MATERIAL FOR THE TASK:
----

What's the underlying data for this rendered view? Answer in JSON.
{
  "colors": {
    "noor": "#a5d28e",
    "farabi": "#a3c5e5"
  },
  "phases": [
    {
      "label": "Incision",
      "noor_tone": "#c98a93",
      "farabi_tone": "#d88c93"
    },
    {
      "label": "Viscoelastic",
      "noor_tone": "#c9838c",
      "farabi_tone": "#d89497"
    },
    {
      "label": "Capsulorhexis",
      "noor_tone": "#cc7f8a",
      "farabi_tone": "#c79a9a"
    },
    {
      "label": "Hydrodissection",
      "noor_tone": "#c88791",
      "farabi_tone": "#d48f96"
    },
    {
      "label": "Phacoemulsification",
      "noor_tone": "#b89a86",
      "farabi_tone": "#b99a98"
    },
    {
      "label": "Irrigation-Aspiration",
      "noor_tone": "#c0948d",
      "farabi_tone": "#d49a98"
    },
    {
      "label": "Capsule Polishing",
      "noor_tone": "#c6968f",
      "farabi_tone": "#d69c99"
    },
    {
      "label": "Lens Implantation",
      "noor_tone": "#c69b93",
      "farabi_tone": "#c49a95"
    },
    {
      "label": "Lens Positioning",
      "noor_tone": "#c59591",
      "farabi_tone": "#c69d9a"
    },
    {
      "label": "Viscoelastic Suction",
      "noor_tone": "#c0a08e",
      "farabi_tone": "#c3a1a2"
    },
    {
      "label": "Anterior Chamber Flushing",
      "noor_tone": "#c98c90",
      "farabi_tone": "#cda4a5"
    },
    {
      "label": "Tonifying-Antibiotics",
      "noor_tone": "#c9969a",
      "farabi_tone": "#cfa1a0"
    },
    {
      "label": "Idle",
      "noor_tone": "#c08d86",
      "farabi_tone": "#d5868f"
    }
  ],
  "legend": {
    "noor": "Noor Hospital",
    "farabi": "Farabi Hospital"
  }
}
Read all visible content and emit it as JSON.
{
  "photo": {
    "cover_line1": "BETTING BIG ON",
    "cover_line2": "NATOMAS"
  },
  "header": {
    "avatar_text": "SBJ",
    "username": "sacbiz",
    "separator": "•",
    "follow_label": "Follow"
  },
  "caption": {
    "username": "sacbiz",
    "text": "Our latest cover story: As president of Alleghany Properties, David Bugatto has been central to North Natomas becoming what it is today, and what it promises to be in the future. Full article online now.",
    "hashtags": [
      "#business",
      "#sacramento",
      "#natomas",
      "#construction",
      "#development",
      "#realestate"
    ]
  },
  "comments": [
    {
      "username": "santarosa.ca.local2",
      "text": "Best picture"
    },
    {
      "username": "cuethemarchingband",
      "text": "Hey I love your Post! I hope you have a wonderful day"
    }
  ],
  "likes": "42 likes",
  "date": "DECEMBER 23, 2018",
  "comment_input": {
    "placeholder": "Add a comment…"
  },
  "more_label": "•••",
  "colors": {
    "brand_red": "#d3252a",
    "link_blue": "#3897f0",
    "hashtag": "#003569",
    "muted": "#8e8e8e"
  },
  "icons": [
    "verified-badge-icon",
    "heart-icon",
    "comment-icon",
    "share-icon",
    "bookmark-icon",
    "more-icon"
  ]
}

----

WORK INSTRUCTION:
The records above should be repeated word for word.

EXERCISE RESULT:
What's the underlying data for this rendered view? Answer in JSON.
{
  "colors": {
    "noor": "#a5d28e",
    "farabi": "#a3c5e5"
  },
  "phases": [
    {
      "label": "Incision",
      "noor_tone": "#c98a93",
      "farabi_tone": "#d88c93"
    },
    {
      "label": "Viscoelastic",
      "noor_tone": "#c9838c",
      "farabi_tone": "#d89497"
    },
    {
      "label": "Capsulorhexis",
      "noor_tone": "#cc7f8a",
      "farabi_tone": "#c79a9a"
    },
    {
      "label": "Hydrodissection",
      "noor_tone": "#c88791",
      "farabi_tone": "#d48f96"
    },
    {
      "label": "Phacoemulsification",
      "noor_tone": "#b89a86",
      "farabi_tone": "#b99a98"
    },
    {
      "label": "Irrigation-Aspiration",
      "noor_tone": "#c0948d",
      "farabi_tone": "#d49a98"
    },
    {
      "label": "Capsule Polishing",
      "noor_tone": "#c6968f",
      "farabi_tone": "#d69c99"
    },
    {
      "label": "Lens Implantation",
      "noor_tone": "#c69b93",
      "farabi_tone": "#c49a95"
    },
    {
      "label": "Lens Positioning",
      "noor_tone": "#c59591",
      "farabi_tone": "#c69d9a"
    },
    {
      "label": "Viscoelastic Suction",
      "noor_tone": "#c0a08e",
      "farabi_tone": "#c3a1a2"
    },
    {
      "label": "Anterior Chamber Flushing",
      "noor_tone": "#c98c90",
      "farabi_tone": "#cda4a5"
    },
    {
      "label": "Tonifying-Antibiotics",
      "noor_tone": "#c9969a",
      "farabi_tone": "#cfa1a0"
    },
    {
      "label": "Idle",
      "noor_tone": "#c08d86",
      "farabi_tone": "#d5868f"
    }
  ],
  "legend": {
    "noor": "Noor Hospital",
    "farabi": "Farabi Hospital"
  }
}
Read all visible content and emit it as JSON.
{
  "photo": {
    "cover_line1": "BETTING BIG ON",
    "cover_line2": "NATOMAS"
  },
  "header": {
    "avatar_text": "SBJ",
    "username": "sacbiz",
    "separator": "•",
    "follow_label": "Follow"
  },
  "caption": {
    "username": "sacbiz",
    "text": "Our latest cover story: As president of Alleghany Properties, David Bugatto has been central to North Natomas becoming what it is today, and what it promises to be in the future. Full article online now.",
    "hashtags": [
      "#business",
      "#sacramento",
      "#natomas",
      "#construction",
      "#development",
      "#realestate"
    ]
  },
  "comments": [
    {
      "username": "santarosa.ca.local2",
      "text": "Best picture"
    },
    {
      "username": "cuethemarchingband",
      "text": "Hey I love your Post! I hope you have a wonderful day"
    }
  ],
  "likes": "42 likes",
  "date": "DECEMBER 23, 2018",
  "comment_input": {
    "placeholder": "Add a comment…"
  },
  "more_label": "•••",
  "colors": {
    "brand_red": "#d3252a",
    "link_blue": "#3897f0",
    "hashtag": "#003569",
    "muted": "#8e8e8e"
  },
  "icons": [
    "verified-badge-icon",
    "heart-icon",
    "comment-icon",
    "share-icon",
    "bookmark-icon",
    "more-icon"
  ]
}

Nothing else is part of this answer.